I believe both the public and the Chief Constable would have been heartened by a visit to the Pavilion Theatre at Gorleston last week where Dusmagrik Young Peoples' Theatre Co was performing Les Miserables. Not only would they have had a splendid evening's entertainment at a delightful Edwardian theatre with a company of young people taking the show to a new dimension, they would also have seen their mentors taking responsibility for that part of the nation's youth and doing it with very real dedication.
The discipline and dedication of these young people is second to none, not to mention hours of preparation in order to help those less fortunate than themselves, namely, Children in Need.
It was indeed with “a heart full and true” and pride that I left the theatre knowing full well that not only the future of live theatre but the future of the next generation would be safe and well in the hands of these young people.
As an ex police officer I am fully conversant with the sad plight of many young teenagers, but what I have encountered over recent years with these youngsters hopefully restores the balance somewhat.
Les Miserables is a wonderfully powerful piece of theatre from which we can all learn about patriotism, love and forgiveness. Indeed, one of the songs tells us “At the end of the day, you're another day older”. I would add to that, perhaps wiser too? I hope so.
As Gypsy is to be the company's next year production for Children in Need, and in view of the standard they have achieved, it is obvious that for the Original Dusmagrik “everything is coming up roses” for them and for us.
So “let's hear it” for the young people of our town and afford them the support and respect they fully deserve,
RE: Les Miserables performed by the original Dusmagrik Young Peoples Theatre Company. I was helping out backstage in the girls' dressing room all week, while these young people performed this wonderful show, and I just had to say how professional all these young girls and boys were and how hard the whole cast worked together to make this show a great success. With the guidance by Mary Carter as director and the musical knowledge by John Stephens they received the standing ovation they deserved.
MANY congratulations and thanks to director Mary Carter, musical director John Stephens and everybody connected with Dusmagrik Young People's Theatre Company's production of Les Miserables School Edition. It was a brave decision to take on this popular and difficult show - my favourite piece of musical theatre. I have seen the London show three times and was just as moved by the acting and singing of these young people (I laughed as much, too!).They all gave excellent performances, making their families and friends very proud, I'm sure. Here's to the next one!
ON behalf of myself and friends who saw the Dusmagrik Young People's Theatre Company perform Les Miserables at the Gorleston Pavilion Theatre last week congratulate everybody involved in putting on such an excellent show. It was a wonderful production and to see the enthusiasm and enjoyment all the cast gave, was a credit to themselves and all in the production team.

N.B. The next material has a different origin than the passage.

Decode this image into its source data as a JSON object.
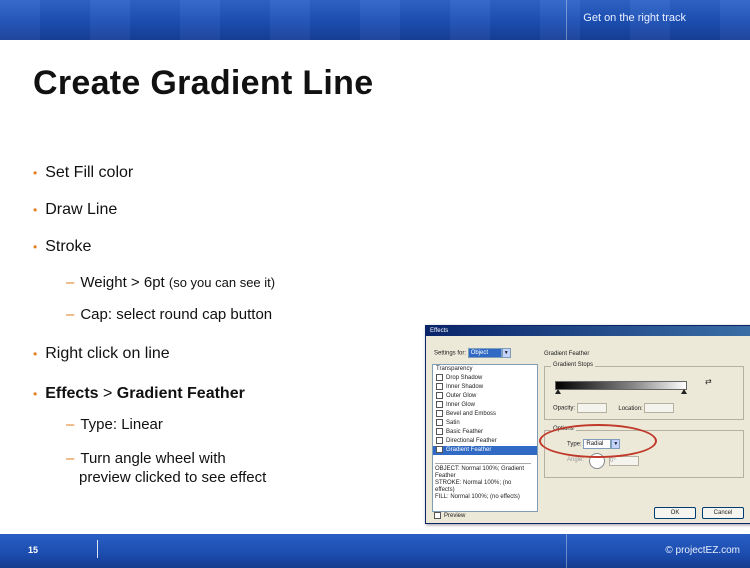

Credit must also be given to John Stevens the musical director who provided us with the beautiful music. In this day, when young people are given such bad press, it was commendable to see the result of what would have been a lot of hard work and dedication. Very well done to all.
Home Farm House
ALL around the countryside there's roads from A to B
To access all the country is a real necessity
But when it gets to Yarmouth that's another thing to ponder
The experts reckon it's a waste to take a road to yonder
So we won't get a dualled track unless we keep on fighting
And tell them all in Parliament the death toll is quite frightening
So Norfolk folk get off your bum and shout 'till you are hoarse
Dual the “47” now - you know it's right of course
The ecology won't suffer much, so Percy Trett did say
He knows the ground we speak of and reckons there's no way
Much less would be forthcoming if we put a road right through
From Acle down to Yarmouth - it's well overdue!
G E ANDREWS